Start of Raw data
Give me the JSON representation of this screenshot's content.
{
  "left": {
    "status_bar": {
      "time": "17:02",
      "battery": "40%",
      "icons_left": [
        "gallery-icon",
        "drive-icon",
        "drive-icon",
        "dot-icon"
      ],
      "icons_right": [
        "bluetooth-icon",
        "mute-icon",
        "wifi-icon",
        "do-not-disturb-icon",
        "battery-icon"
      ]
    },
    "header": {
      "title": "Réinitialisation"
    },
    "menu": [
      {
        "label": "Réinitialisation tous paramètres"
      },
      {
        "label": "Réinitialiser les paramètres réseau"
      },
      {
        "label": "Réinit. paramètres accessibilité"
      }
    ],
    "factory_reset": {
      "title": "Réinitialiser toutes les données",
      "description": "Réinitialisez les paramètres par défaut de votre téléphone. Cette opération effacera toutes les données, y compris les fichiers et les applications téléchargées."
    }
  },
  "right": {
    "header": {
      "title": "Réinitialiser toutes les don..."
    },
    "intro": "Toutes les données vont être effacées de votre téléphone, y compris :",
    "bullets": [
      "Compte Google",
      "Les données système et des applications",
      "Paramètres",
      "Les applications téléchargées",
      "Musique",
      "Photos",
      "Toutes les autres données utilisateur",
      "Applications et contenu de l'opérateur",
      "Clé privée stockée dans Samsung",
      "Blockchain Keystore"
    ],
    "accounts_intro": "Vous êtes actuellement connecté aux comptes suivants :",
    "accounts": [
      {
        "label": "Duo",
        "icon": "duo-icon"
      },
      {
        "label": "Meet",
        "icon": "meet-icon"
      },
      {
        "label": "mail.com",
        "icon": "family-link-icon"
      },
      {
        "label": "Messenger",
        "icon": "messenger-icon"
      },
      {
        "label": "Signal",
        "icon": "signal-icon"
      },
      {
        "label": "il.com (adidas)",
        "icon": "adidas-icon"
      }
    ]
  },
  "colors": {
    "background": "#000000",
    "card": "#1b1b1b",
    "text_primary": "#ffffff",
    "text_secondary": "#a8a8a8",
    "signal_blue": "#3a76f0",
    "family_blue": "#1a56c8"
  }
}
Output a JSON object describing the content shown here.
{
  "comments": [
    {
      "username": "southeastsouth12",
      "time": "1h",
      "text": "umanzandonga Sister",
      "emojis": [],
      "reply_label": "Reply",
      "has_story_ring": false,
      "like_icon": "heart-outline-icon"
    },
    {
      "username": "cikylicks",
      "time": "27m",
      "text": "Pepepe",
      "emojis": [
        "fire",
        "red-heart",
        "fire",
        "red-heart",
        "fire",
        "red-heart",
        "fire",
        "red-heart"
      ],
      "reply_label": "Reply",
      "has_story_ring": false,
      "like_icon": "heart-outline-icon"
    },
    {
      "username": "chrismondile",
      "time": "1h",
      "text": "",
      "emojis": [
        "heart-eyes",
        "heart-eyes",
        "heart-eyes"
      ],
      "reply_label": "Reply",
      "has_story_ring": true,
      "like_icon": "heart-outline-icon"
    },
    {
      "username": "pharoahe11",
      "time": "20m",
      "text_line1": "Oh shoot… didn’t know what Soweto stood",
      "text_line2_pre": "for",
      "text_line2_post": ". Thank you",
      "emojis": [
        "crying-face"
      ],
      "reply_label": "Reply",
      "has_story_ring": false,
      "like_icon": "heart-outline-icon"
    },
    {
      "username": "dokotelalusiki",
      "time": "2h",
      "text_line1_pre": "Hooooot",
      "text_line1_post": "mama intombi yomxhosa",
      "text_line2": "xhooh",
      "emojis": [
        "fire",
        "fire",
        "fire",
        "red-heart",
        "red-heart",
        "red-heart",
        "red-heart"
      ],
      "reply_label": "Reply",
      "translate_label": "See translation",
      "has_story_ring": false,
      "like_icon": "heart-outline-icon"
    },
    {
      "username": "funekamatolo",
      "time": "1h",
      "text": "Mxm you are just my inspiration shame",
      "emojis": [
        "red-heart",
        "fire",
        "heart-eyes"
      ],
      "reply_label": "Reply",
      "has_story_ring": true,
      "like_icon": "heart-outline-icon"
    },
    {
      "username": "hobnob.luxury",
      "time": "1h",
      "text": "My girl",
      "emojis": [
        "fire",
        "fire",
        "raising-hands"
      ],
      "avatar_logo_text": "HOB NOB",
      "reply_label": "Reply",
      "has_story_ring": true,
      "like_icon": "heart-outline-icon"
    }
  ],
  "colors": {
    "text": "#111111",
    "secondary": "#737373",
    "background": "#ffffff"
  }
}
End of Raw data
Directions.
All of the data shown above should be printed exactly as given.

Answer space.
Give me the JSON representation of this screenshot's content.
{
  "left": {
    "status_bar": {
      "time": "17:02",
      "battery": "40%",
      "icons_left": [
        "gallery-icon",
        "drive-icon",
        "drive-icon",
        "dot-icon"
      ],
      "icons_right": [
        "bluetooth-icon",
        "mute-icon",
        "wifi-icon",
        "do-not-disturb-icon",
        "battery-icon"
      ]
    },
    "header": {
      "title": "Réinitialisation"
    },
    "menu": [
      {
        "label": "Réinitialisation tous paramètres"
      },
      {
        "label": "Réinitialiser les paramètres réseau"
      },
      {
        "label": "Réinit. paramètres accessibilité"
      }
    ],
    "factory_reset": {
      "title": "Réinitialiser toutes les données",
      "description": "Réinitialisez les paramètres par défaut de votre téléphone. Cette opération effacera toutes les données, y compris les fichiers et les applications téléchargées."
    }
  },
  "right": {
    "header": {
      "title": "Réinitialiser toutes les don..."
    },
    "intro": "Toutes les données vont être effacées de votre téléphone, y compris :",
    "bullets": [
      "Compte Google",
      "Les données système et des applications",
      "Paramètres",
      "Les applications téléchargées",
      "Musique",
      "Photos",
      "Toutes les autres données utilisateur",
      "Applications et contenu de l'opérateur",
      "Clé privée stockée dans Samsung",
      "Blockchain Keystore"
    ],
    "accounts_intro": "Vous êtes actuellement connecté aux comptes suivants :",
    "accounts": [
      {
        "label": "Duo",
        "icon": "duo-icon"
      },
      {
        "label": "Meet",
        "icon": "meet-icon"
      },
      {
        "label": "mail.com",
        "icon": "family-link-icon"
      },
      {
        "label": "Messenger",
        "icon": "messenger-icon"
      },
      {
        "label": "Signal",
        "icon": "signal-icon"
      },
      {
        "label": "il.com (adidas)",
        "icon": "adidas-icon"
      }
    ]
  },
  "colors": {
    "background": "#000000",
    "card": "#1b1b1b",
    "text_primary": "#ffffff",
    "text_secondary": "#a8a8a8",
    "signal_blue": "#3a76f0",
    "family_blue": "#1a56c8"
  }
}
Output a JSON object describing the content shown here.
{
  "comments": [
    {
      "username": "southeastsouth12",
      "time": "1h",
      "text": "umanzandonga Sister",
      "emojis": [],
      "reply_label": "Reply",
      "has_story_ring": false,
      "like_icon": "heart-outline-icon"
    },
    {
      "username": "cikylicks",
      "time": "27m",
      "text": "Pepepe",
      "emojis": [
        "fire",
        "red-heart",
        "fire",
        "red-heart",
        "fire",
        "red-heart",
        "fire",
        "red-heart"
      ],
      "reply_label": "Reply",
      "has_story_ring": false,
      "like_icon": "heart-outline-icon"
    },
    {
      "username": "chrismondile",
      "time": "1h",
      "text": "",
      "emojis": [
        "heart-eyes",
        "heart-eyes",
        "heart-eyes"
      ],
      "reply_label": "Reply",
      "has_story_ring": true,
      "like_icon": "heart-outline-icon"
    },
    {
      "username": "pharoahe11",
      "time": "20m",
      "text_line1": "Oh shoot… didn’t know what Soweto stood",
      "text_line2_pre": "for",
      "text_line2_post": ". Thank you",
      "emojis": [
        "crying-face"
      ],
      "reply_label": "Reply",
      "has_story_ring": false,
      "like_icon": "heart-outline-icon"
    },
    {
      "username": "dokotelalusiki",
      "time": "2h",
      "text_line1_pre": "Hooooot",
      "text_line1_post": "mama intombi yomxhosa",
      "text_line2": "xhooh",
      "emojis": [
        "fire",
        "fire",
        "fire",
        "red-heart",
        "red-heart",
        "red-heart",
        "red-heart"
      ],
      "reply_label": "Reply",
      "translate_label": "See translation",
      "has_story_ring": false,
      "like_icon": "heart-outline-icon"
    },
    {
      "username": "funekamatolo",
      "time": "1h",
      "text": "Mxm you are just my inspiration shame",
      "emojis": [
        "red-heart",
        "fire",
        "heart-eyes"
      ],
      "reply_label": "Reply",
      "has_story_ring": true,
      "like_icon": "heart-outline-icon"
    },
    {
      "username": "hobnob.luxury",
      "time": "1h",
      "text": "My girl",
      "emojis": [
        "fire",
        "fire",
        "raising-hands"
      ],
      "avatar_logo_text": "HOB NOB",
      "reply_label": "Reply",
      "has_story_ring": true,
      "like_icon": "heart-outline-icon"
    }
  ],
  "colors": {
    "text": "#111111",
    "secondary": "#737373",
    "background": "#ffffff"
  }
}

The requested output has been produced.